Something has always felt a little strange about that, however, since I don't give much time to local elections outside Hamilton County, yet this site is all about Tennessee elections. The obvious reason is the sheer size such a task would be. There are 95 counties, and hundreds of municipalities, in the state. It would be physically impossible to extend the local layer that far and wide.
But until roughly a year ago, there didn't exist another blog that would have covered the Chattanooga metro area's political scene in its entirety, so I included what I could here. Now, that may be changing.

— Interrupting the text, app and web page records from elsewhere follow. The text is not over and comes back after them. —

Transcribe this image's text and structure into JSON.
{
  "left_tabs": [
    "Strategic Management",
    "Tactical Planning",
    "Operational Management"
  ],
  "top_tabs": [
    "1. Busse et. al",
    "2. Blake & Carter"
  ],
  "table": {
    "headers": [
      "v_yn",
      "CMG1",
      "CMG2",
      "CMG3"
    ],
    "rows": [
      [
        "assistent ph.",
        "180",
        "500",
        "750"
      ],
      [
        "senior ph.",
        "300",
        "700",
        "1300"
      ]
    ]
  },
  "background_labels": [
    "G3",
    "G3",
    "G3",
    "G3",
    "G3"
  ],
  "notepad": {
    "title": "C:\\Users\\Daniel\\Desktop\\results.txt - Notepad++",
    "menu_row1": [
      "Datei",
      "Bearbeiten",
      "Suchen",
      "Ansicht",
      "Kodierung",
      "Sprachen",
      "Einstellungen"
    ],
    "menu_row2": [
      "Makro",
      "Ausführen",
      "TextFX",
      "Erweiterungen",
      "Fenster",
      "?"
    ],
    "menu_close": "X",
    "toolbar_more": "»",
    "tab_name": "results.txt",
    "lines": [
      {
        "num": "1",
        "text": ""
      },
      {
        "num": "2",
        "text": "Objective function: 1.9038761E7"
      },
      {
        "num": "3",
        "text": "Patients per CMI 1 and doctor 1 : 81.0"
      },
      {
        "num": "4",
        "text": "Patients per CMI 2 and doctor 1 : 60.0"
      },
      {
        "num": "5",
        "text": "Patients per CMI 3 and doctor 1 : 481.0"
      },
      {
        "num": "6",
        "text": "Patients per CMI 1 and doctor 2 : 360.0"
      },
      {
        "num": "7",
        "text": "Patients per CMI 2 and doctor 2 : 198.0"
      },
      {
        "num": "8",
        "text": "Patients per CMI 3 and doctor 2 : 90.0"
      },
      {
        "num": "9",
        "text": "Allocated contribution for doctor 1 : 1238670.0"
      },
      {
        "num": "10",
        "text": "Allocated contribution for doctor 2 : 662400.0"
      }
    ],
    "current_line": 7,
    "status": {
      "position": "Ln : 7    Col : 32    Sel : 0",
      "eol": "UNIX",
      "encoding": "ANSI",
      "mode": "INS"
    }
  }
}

I will still write about local elections, of course. But I have started a discussion about posting my contributions on those topics at Chattarati, and further turning TennesseeTicket into the clearinghouse I've always wanted it to be for voters interested in deciding among candidates for the General Assembly, Governor, and Congress.
Naturally, there is already an exception. I write about the 3rd Congressional District at Chattarati (sidebar: check out the updated sidebar! Thanks, John Hawbaker!) and the rest of the federal districts here. Since Chattanooga is the de facto "seat" of the Fighting Third (but don't tell Oak Ridge that), this congressional race is of particular interest to Chattarati readers.
A number of daily visitors here hail from domains connected to Legislative Plaza and the U.S. Capitol, and many others are bloggers from Memphis to Morristown who follow statewide politics, and these may not be interested in whether Pam Hurst will have any opposition to her bid to continue as Hamilton County Register of Deeds. I could be wrong. But I hope the likely separation of state from local topics will make sense to all.
Another consideration is that segregating the local elections to another site will imply that they hold a secondary status, and I only bring that up to emphasize the opposite. Giving them coverage in a locally focused outlet will hopefully grow the online conversation about how these elected offices affect our daily lives, and if that conversation happens to draw interest from outside the immediate area, then that's a win-win.